Tuesday

25 September 2018

2 Timothy 2:1-15

Do your best to present yourself to God as one approved by him, a worker who has no need to be ashamed, rightly explaining the word of truth. (v. 15)

Psalm: Psalm 23

Background

It is highly likely that Paul expects this letter to be read to the church that Timothy is pastoring, but the words are addressed particularly to his young protégé, encouraging him in his ministry even if he and the church are given a tough time by their opponents. Timothy’s primary responsibility as a teacher of the faith is clear from the beginning and end of this passage. By “rightly explaining the word of truth” (v. 15) he is to pass on the teaching Paul has given him, not simply to the congregation, but to people who will themselves in turn become faithful teachers (v. 2). This verse concisely indicates the emergence of the importance of what comes to be called “the tradition”, namely gospel teaching which Christ gave to the apostles and which is then passed to each generation as a charge to be preserved faithfully, an authority for faith.

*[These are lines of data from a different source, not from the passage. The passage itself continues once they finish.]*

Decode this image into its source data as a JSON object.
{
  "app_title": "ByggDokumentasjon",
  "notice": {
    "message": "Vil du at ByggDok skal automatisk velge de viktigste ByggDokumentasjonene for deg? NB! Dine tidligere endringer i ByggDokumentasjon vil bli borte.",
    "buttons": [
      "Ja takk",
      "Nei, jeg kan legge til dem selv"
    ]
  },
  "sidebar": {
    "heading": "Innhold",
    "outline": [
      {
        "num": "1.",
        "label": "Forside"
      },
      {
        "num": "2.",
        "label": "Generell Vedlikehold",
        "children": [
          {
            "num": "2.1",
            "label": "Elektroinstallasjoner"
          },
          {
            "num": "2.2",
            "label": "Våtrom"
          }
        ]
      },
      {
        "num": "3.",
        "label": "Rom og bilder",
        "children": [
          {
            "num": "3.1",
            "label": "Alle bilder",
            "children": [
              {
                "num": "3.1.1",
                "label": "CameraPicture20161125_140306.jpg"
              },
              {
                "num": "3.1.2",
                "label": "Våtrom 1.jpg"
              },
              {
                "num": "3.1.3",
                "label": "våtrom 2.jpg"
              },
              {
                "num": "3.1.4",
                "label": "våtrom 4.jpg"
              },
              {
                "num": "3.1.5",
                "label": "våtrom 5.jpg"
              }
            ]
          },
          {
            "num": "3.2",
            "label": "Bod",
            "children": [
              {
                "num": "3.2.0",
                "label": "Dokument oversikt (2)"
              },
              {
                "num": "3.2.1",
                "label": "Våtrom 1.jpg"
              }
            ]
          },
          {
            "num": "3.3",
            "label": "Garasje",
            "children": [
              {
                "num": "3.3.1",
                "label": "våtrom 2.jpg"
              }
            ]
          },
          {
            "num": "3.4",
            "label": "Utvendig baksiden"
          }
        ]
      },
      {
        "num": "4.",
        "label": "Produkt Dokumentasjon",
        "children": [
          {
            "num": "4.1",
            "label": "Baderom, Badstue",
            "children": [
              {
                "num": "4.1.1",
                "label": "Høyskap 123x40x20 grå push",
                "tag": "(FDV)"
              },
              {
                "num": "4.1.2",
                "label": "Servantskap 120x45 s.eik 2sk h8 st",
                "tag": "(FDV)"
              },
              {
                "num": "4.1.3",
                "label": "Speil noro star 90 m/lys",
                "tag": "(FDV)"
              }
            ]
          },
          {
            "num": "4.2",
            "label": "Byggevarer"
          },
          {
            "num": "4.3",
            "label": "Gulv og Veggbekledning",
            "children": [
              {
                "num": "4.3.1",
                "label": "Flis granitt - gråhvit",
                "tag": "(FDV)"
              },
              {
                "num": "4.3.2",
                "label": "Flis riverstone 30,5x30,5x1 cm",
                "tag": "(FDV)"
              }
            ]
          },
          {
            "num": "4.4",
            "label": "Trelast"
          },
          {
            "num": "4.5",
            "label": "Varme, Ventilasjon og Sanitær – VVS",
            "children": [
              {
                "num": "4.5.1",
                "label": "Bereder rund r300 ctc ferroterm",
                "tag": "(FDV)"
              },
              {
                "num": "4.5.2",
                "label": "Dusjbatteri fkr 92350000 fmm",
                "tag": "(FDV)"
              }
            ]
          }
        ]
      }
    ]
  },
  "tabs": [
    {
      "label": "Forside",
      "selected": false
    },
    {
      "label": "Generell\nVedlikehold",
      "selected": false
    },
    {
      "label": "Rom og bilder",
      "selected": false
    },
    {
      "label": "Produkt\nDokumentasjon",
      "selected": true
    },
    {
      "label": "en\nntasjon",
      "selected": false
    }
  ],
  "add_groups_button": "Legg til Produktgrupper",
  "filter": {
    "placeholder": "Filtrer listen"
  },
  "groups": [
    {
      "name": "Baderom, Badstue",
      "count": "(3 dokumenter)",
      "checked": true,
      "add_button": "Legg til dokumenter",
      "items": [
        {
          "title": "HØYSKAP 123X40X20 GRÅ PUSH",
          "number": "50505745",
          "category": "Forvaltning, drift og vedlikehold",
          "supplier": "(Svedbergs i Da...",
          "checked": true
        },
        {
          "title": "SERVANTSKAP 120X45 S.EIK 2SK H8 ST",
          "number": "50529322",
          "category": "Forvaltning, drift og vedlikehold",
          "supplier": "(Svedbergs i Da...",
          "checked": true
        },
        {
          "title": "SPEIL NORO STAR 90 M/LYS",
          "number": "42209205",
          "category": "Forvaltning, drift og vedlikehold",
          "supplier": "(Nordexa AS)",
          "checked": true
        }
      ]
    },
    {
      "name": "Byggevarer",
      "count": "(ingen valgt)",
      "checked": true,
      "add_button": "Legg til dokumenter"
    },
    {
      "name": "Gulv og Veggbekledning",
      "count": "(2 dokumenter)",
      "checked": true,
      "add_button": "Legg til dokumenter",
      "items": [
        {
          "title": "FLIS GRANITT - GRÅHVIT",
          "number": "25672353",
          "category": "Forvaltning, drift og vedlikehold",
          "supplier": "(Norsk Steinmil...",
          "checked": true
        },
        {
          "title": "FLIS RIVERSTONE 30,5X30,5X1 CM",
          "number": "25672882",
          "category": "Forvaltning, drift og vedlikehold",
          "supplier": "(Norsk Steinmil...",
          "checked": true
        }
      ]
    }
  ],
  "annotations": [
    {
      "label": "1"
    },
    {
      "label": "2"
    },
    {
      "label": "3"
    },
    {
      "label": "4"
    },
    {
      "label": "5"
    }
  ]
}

Suffering is perhaps inevitable for someone in Paul’s or Timothy’s position (v. 3) and Paul uses the examples of a soldier who must remain focussed and detached from many civilian concerns, an athlete who must train hard as required by the rules of competition, and a farmer who must work unstintingly, though the hardship of these professions does bring rewards too (v. 4-6). In his own sufferings Paul takes strength from reciting what is probably a primitive Christian creed (v. 8), and although he is chained in prison the gospel cannot be – see Philippians 1:12-18 where, in a previous imprisonment, Paul explains how his incarceration has led to the gospel’s progress. In verse 10, “the elect” stands for all those who are or will become Christians, and whom Paul believes will be strengthened in faith by his example of fortitude under trial.

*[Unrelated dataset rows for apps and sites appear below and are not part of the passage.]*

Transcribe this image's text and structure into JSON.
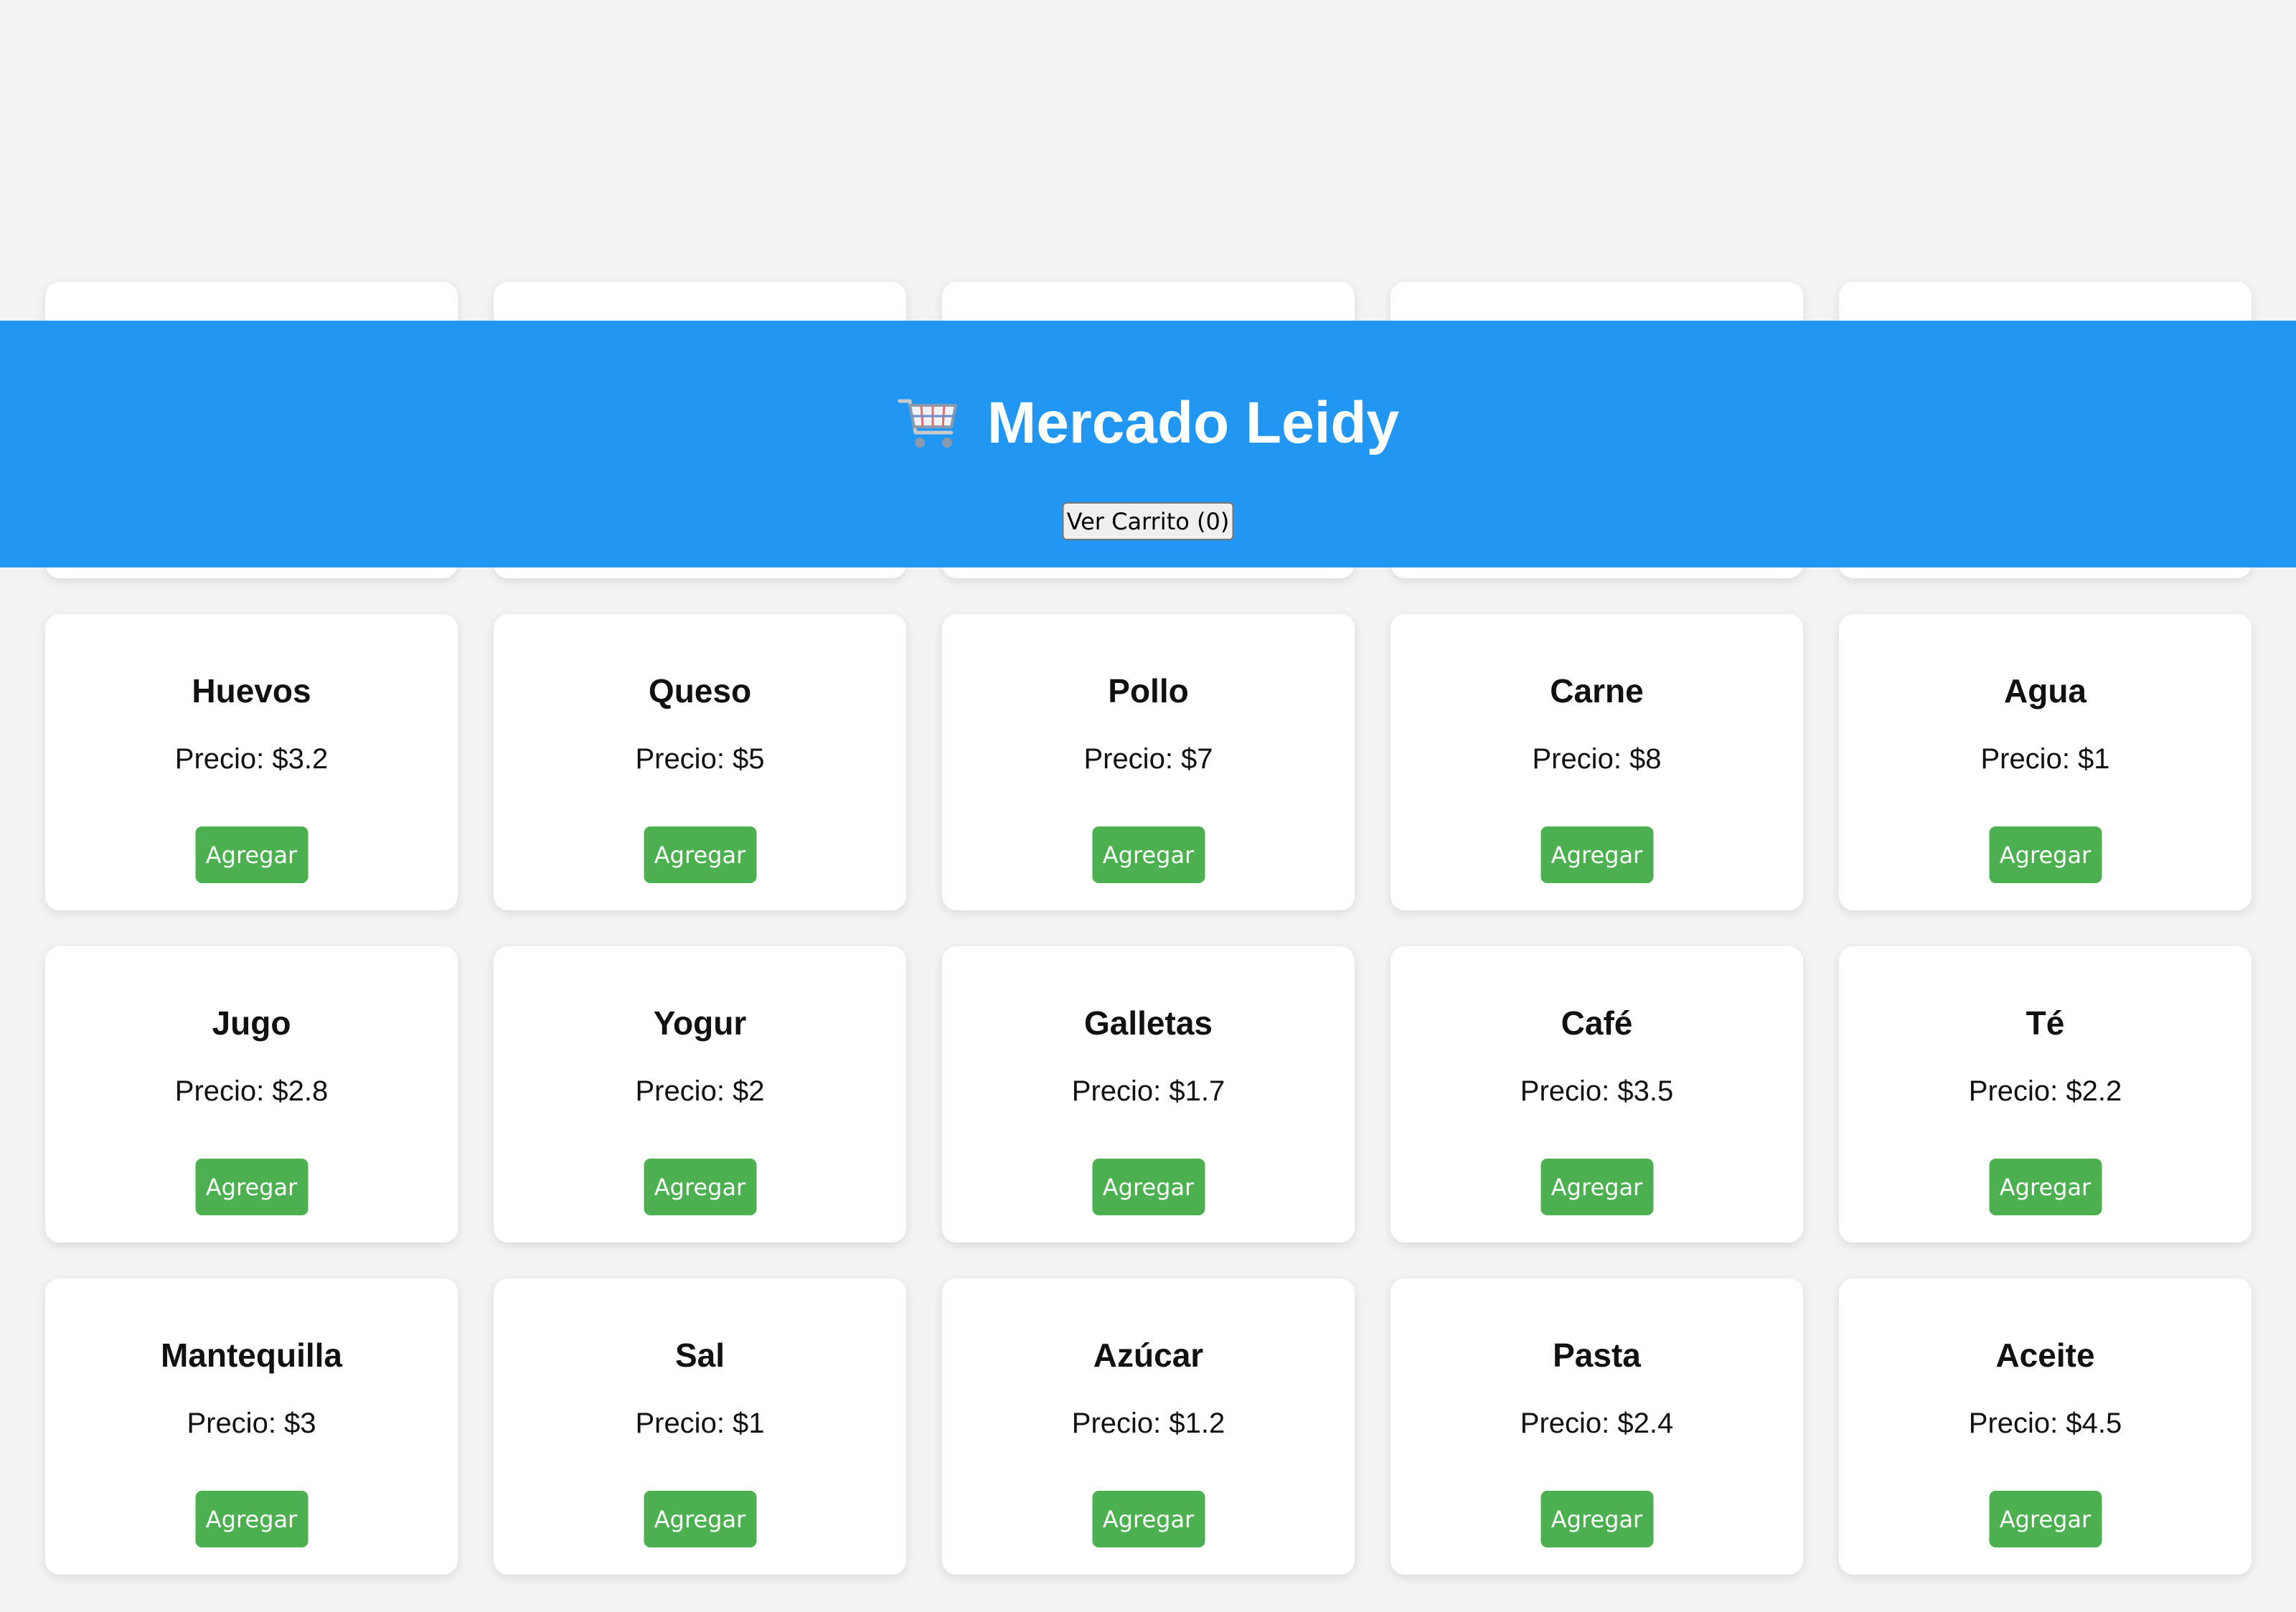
{
  "header": {
    "title": "Mercado Leidy",
    "icon": "shopping-cart-icon",
    "cart_button_label": "Ver Carrito (0)",
    "background_color": "#2196f3"
  },
  "products": [
    {
      "name": "",
      "price_text": "",
      "button_label": ""
    },
    {
      "name": "",
      "price_text": "",
      "button_label": ""
    },
    {
      "name": "",
      "price_text": "",
      "button_label": ""
    },
    {
      "name": "",
      "price_text": "",
      "button_label": ""
    },
    {
      "name": "",
      "price_text": "",
      "button_label": ""
    },
    {
      "name": "Huevos",
      "price_text": "Precio: $3.2",
      "button_label": "Agregar"
    },
    {
      "name": "Queso",
      "price_text": "Precio: $5",
      "button_label": "Agregar"
    },
    {
      "name": "Pollo",
      "price_text": "Precio: $7",
      "button_label": "Agregar"
    },
    {
      "name": "Carne",
      "price_text": "Precio: $8",
      "button_label": "Agregar"
    },
    {
      "name": "Agua",
      "price_text": "Precio: $1",
      "button_label": "Agregar"
    },
    {
      "name": "Jugo",
      "price_text": "Precio: $2.8",
      "button_label": "Agregar"
    },
    {
      "name": "Yogur",
      "price_text": "Precio: $2",
      "button_label": "Agregar"
    },
    {
      "name": "Galletas",
      "price_text": "Precio: $1.7",
      "button_label": "Agregar"
    },
    {
      "name": "Café",
      "price_text": "Precio: $3.5",
      "button_label": "Agregar"
    },
    {
      "name": "Té",
      "price_text": "Precio: $2.2",
      "button_label": "Agregar"
    },
    {
      "name": "Mantequilla",
      "price_text": "Precio: $3",
      "button_label": "Agregar"
    },
    {
      "name": "Sal",
      "price_text": "Precio: $1",
      "button_label": "Agregar"
    },
    {
      "name": "Azúcar",
      "price_text": "Precio: $1.2",
      "button_label": "Agregar"
    },
    {
      "name": "Pasta",
      "price_text": "Precio: $2.4",
      "button_label": "Agregar"
    },
    {
      "name": "Aceite",
      "price_text": "Precio: $4.5",
      "button_label": "Agregar"
    }
  ],
  "colors": {
    "page_background": "#f3f3f3",
    "add_button": "#4caf50",
    "card_background": "#ffffff"
  }
}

 “The saying is sure” (v. 11) is a common cliché in the letters of Timothy and Titus, Jewish in origin, and here introducing what may be a quotation from a hymn, perhaps used at baptism, which was seen as a process of dying and rising. The third line, “If we deny him, he will also deny us”, is found on the lips of Jesus in Matthew 10:33; the last line stressing God’s faithfulness even if we fail to live up to our profession is used to encourage Timothy and his flock when consciences are troubled.

 

To Ponder

  •  Which of the images in v. 4-6 – soldier, athlete, farmer – most challenges you at this point of your Christian journey? Is it the detachment from civilian affairs, the constant need for training/learning, or the persistent hard work, that constitutes the greatest test?
  • “Avoid wrangling over words, which does no good but only ruins those who are listening” (v. 14). Over what topics do you consider the Church of today fails this dictum?
  • How do you see the relative authority for contemporary faith and living of the words of Scripture itself, and the tradition of interpretation passed down through the Church?

Bible notes author

The Revd Dr Stephen Mosedale

Stephen Mosedale is a retired Methodist minister living near Exeter, enjoying walking, gardening, and membership of a vegetable-growing co-op. He fulfils responsibilities for ministerial candidates, local preachers and worship leaders, and as a school governor. He has a particular interest in the natural world and its significance to faith, especially in the context of climate crisis. A former New Testament tutor at Cliff College, he has a passion for helping others use the Bible as our main way of knowing what God has to say to us in the world of today.